Like any classification society, LR is always evolving its classification rules. Today is no different. In fact the speed of new rule development is currently very high. There is a different look and feel to some of these new rules however – for they are no longer completely prescriptive. Some might even say they are no longer rules, since they don’t tell you what to do. So what is wrong with traditional prescriptive rules? The answer is very simple – nothing! In fact prescriptive rules are excellent providing there is a high degree of confidence that the hazards of a technology are understood.

Prescriptive classification rules, typically, are one solution to managing the unwanted hazards of a known technology. Hence classification rules are generally pragmatic and cost effective and have become the accepted route to managing a known technological hazard.

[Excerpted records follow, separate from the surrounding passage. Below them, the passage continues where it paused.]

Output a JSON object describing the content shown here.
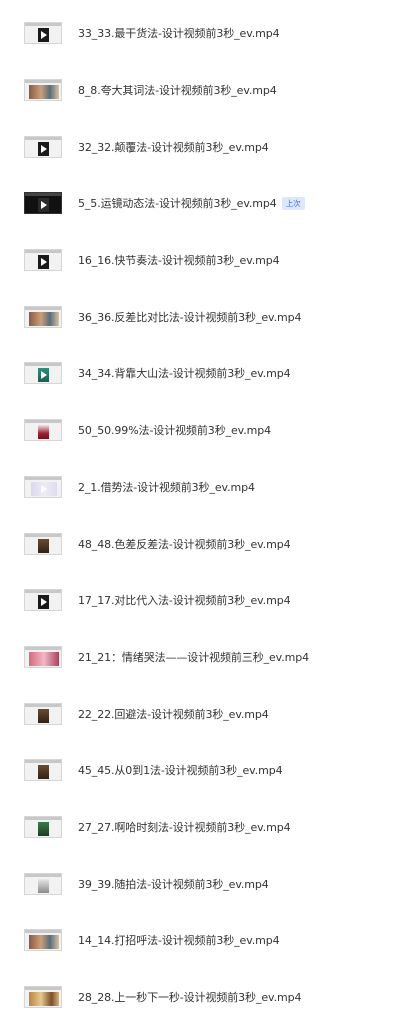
{
  "files": [
    {
      "name": "33_33.最干货法-设计视频前3秒_ev.mp4",
      "thumb": "dark-frame"
    },
    {
      "name": "8_8.夸大其词法-设计视频前3秒_ev.mp4",
      "thumb": "photo-collage"
    },
    {
      "name": "32_32.颠覆法-设计视频前3秒_ev.mp4",
      "thumb": "dark-frame"
    },
    {
      "name": "5_5.运镜动态法-设计视频前3秒_ev.mp4",
      "thumb": "dark-full",
      "badge": "上次"
    },
    {
      "name": "16_16.快节奏法-设计视频前3秒_ev.mp4",
      "thumb": "dark-frame"
    },
    {
      "name": "36_36.反差比对比法-设计视频前3秒_ev.mp4",
      "thumb": "photo-collage"
    },
    {
      "name": "34_34.背靠大山法-设计视频前3秒_ev.mp4",
      "thumb": "teal-frame"
    },
    {
      "name": "50_50.99%法-设计视频前3秒_ev.mp4",
      "thumb": "red-frame"
    },
    {
      "name": "2_1.借势法-设计视频前3秒_ev.mp4",
      "thumb": "light-frame"
    },
    {
      "name": "48_48.色差反差法-设计视频前3秒_ev.mp4",
      "thumb": "brown-frame"
    },
    {
      "name": "17_17.对比代入法-设计视频前3秒_ev.mp4",
      "thumb": "dark-frame"
    },
    {
      "name": "21_21：情绪哭法——设计视频前三秒_ev.mp4",
      "thumb": "pink-frame"
    },
    {
      "name": "22_22.回避法-设计视频前3秒_ev.mp4",
      "thumb": "brown-frame"
    },
    {
      "name": "45_45.从0到1法-设计视频前3秒_ev.mp4",
      "thumb": "brown-frame"
    },
    {
      "name": "27_27.啊哈时刻法-设计视频前3秒_ev.mp4",
      "thumb": "green-frame"
    },
    {
      "name": "39_39.随拍法-设计视频前3秒_ev.mp4",
      "thumb": "gray-frame"
    },
    {
      "name": "14_14.打招呼法-设计视频前3秒_ev.mp4",
      "thumb": "photo-collage"
    },
    {
      "name": "28_28.上一秒下一秒-设计视频前3秒_ev.mp4",
      "thumb": "warm-collage"
    }
  ]
}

One of the many challenges the maritime industry faces today is the rate of deployment of new, complex and integrated technology to meet new regulation and maintain a competitive edge. Prescriptive rules, on their own, are not a good way of managing the hazards of new, complex and integrated technology, since the hazards are not fully understood. Prescriptive rules also offer only one solution to a known problem. Some might say they do not facilitate innovation.

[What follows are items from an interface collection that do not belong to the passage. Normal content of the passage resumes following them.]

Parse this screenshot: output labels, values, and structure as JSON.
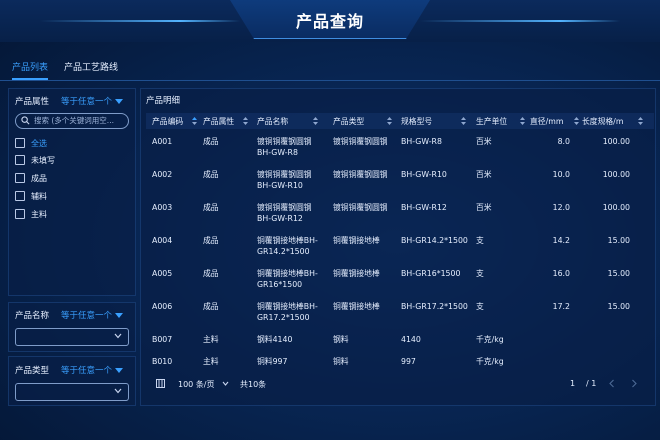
{
  "header": {
    "title": "产品查询"
  },
  "tabs": [
    {
      "label": "产品列表",
      "active": true
    },
    {
      "label": "产品工艺路线",
      "active": false
    }
  ],
  "filters": {
    "attribute": {
      "label": "产品属性",
      "mode": "等于任意一个",
      "search_placeholder": "搜索 (多个关键词用空...",
      "options": [
        "全选",
        "未填写",
        "成品",
        "辅料",
        "主料"
      ],
      "selected": "全选"
    },
    "name": {
      "label": "产品名称",
      "mode": "等于任意一个",
      "value": ""
    },
    "type": {
      "label": "产品类型",
      "mode": "等于任意一个",
      "value": ""
    }
  },
  "table": {
    "title": "产品明细",
    "columns": [
      "产品编码",
      "产品属性",
      "产品名称",
      "产品类型",
      "规格型号",
      "生产单位",
      "直径/mm",
      "长度规格/m"
    ],
    "rows": [
      {
        "code": "A001",
        "attr": "成品",
        "name": [
          "镀铜铜覆钢圆钢",
          "BH-GW-R8"
        ],
        "type": "镀铜铜覆钢圆钢",
        "spec": "BH-GW-R8",
        "unit": "百米",
        "diameter": "8.0",
        "length": "100.00"
      },
      {
        "code": "A002",
        "attr": "成品",
        "name": [
          "镀铜铜覆钢圆钢",
          "BH-GW-R10"
        ],
        "type": "镀铜铜覆钢圆钢",
        "spec": "BH-GW-R10",
        "unit": "百米",
        "diameter": "10.0",
        "length": "100.00"
      },
      {
        "code": "A003",
        "attr": "成品",
        "name": [
          "镀铜铜覆钢圆钢",
          "BH-GW-R12"
        ],
        "type": "镀铜铜覆钢圆钢",
        "spec": "BH-GW-R12",
        "unit": "百米",
        "diameter": "12.0",
        "length": "100.00"
      },
      {
        "code": "A004",
        "attr": "成品",
        "name": [
          "铜覆钢接地棒BH-",
          "GR14.2*1500"
        ],
        "type": "铜覆钢接地棒",
        "spec": "BH-GR14.2*1500",
        "unit": "支",
        "diameter": "14.2",
        "length": "15.00"
      },
      {
        "code": "A005",
        "attr": "成品",
        "name": [
          "铜覆钢接地棒BH-",
          "GR16*1500"
        ],
        "type": "铜覆钢接地棒",
        "spec": "BH-GR16*1500",
        "unit": "支",
        "diameter": "16.0",
        "length": "15.00"
      },
      {
        "code": "A006",
        "attr": "成品",
        "name": [
          "铜覆钢接地棒BH-",
          "GR17.2*1500"
        ],
        "type": "铜覆钢接地棒",
        "spec": "BH-GR17.2*1500",
        "unit": "支",
        "diameter": "17.2",
        "length": "15.00"
      },
      {
        "code": "B007",
        "attr": "主料",
        "name": [
          "钢料4140"
        ],
        "type": "钢料",
        "spec": "4140",
        "unit": "千克/kg",
        "diameter": "",
        "length": ""
      },
      {
        "code": "B010",
        "attr": "主料",
        "name": [
          "铜料997"
        ],
        "type": "铜料",
        "spec": "997",
        "unit": "千克/kg",
        "diameter": "",
        "length": ""
      }
    ]
  },
  "pagination": {
    "page_size": "100 条/页",
    "total": "共10条",
    "current": "1",
    "separator": "/ 1"
  },
  "colors": {
    "accent": "#3aa0ff",
    "background": "#082654",
    "panel": "#0a2458"
  },
  "icons": {
    "search": "search-icon",
    "caret": "caret-down-icon",
    "sort": "sort-icon",
    "chevron": "chevron-down-icon",
    "pager": "page-size-icon",
    "prev": "chevron-left-icon",
    "next": "chevron-right-icon"
  }
}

Hatch covers

To give an example. Hatch covers on bulk carriers are standard and are the subject of classification rules. In this case the safety hazards being managed are:

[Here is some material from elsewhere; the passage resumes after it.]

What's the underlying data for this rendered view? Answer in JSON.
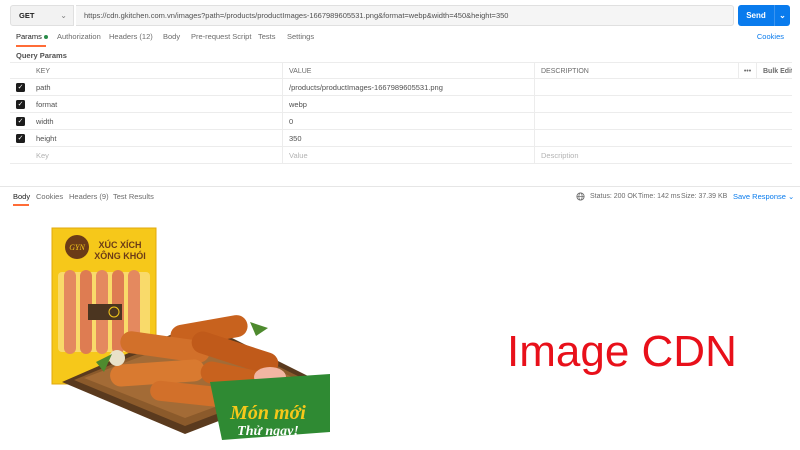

1) Cargo liquefaction due to the cargo becoming wet from moisture (from rain or sea spray entering through the cargo hold hatch)

2) Loss of excess buoyancy or ship stability by green seas coming into the holds through the hatch. A ‘lid’ on the hold does this simply and neatly, and is an obvious solution.

A hatch cover will also help keep the cargo in spec for the end user. Clearly hatch covers are not the only way these safety hazards could be managed. Frequently the rule requirement asks for a specific hardware measure, since there is considerable confidence in the measure, providing it is adequately maintained.

Here we touch on an important element which any classification society requires – confidence in the measure. There is a high level of confidence in hatch covers, given deep sea trade and varying weather conditions. This is not to say that other solutions to managing the hazard are not acceptable. For instance, in benign sheltered waters, management controls might form part of an alternative approach, instead of using hatch covers. Gaining the same level of confidence in management controls however involves considerably more effort.

So why do an increasing number of LR’s new rules additionally require risk based techniques to be used? Using prescriptive rules (for instance requiring a specific hardware measure) is adequate when small incremental steps are made in evolving or developing new rules involving a known technology. In such cases prescriptive rules can be produced, with a high degree of confidence, that ensure the technological hazard is adequately identified, understood and managed.

New technologies

What about new technologies or increasingly integrated and complex systems where the hazards are not fully understood? Using or modifying existing prescriptive rules gives very little confidence that the potential new hazards are understood and adequately managed. A simple example is LNG as a fuel. If prescriptive class rules developed for HFO/MDO were used as they are or were modified to manage LNG as a bunker fuel, it’s entirely probable incidents would result. The process used to evolve the existing rules would not be sufficiently robust and systematic.

The fact that LNG is cryogenic and that it is used in the gas state will most probably lead to catastrophic incidents. When technologies involve inherently large hazards, are expensive or have high expectation of the stakeholders, developing rules by overt reliance on learning through incidents is not an acceptable way of developing rules.

I hear you saying that LNG and methane are well understood, as indeed they are in certain industries and applications. LNG’s use on board ship as a fuel, outside of boil of gas in LNG tankers, is very new, and standard designs and their safety implications on ships have yet to be fully understood. In such cases prescriptive rules alone do not give the adequate level of confidence that class requires to approve a design. Additional methods need to be used, of sufficient rigour, to give class the confidence that there has been a robust and systematic approach to the identification and management of new technological hazards.

Prescriptive rules

There is good news however! As experience of a technology develops, and standard designs are evolved, prescriptive rules can be developed. It is quite possible that within two to five years of a new technology being introduced prescriptive rules can be produced. The industry is embracing, at an ever increasing rate, new and complex technologies. Increasingly these technologies have to be effectively integrated to ensure that unwanted hazards are managed, and that the benefits of the expenditure on new technology are realised. As an ex-seagoing engineer I fondly remember a rotating mechanical engine governor, a wonderful piece of kit. When did you last see one of these?

Somewhere in my car there is a reciprocating engine, buried beneath mounds of electronics. Solid state logic circuits are the control systems of today and the future, and they are everywhere – microprocessors can be tiny things. Ensuring we have a robust and systematic understanding and management of the hazards of new technologies, complexity and integration is the only thing that will provide adequate confidence for class approval to be given.

If you want to be at the cutting edge of performance by gaining the benefits of new technology, complexity and system integration, robust and systematic risk assessment will be a large part of the design development. This is the reality of today. If you are prepared to forgo a competitive performance edge, then wait a number of years until a particular new technology, complexity and integration is better understood, and when wholly prescriptive rules are likely to have been developed.

Source: Lloyd's Register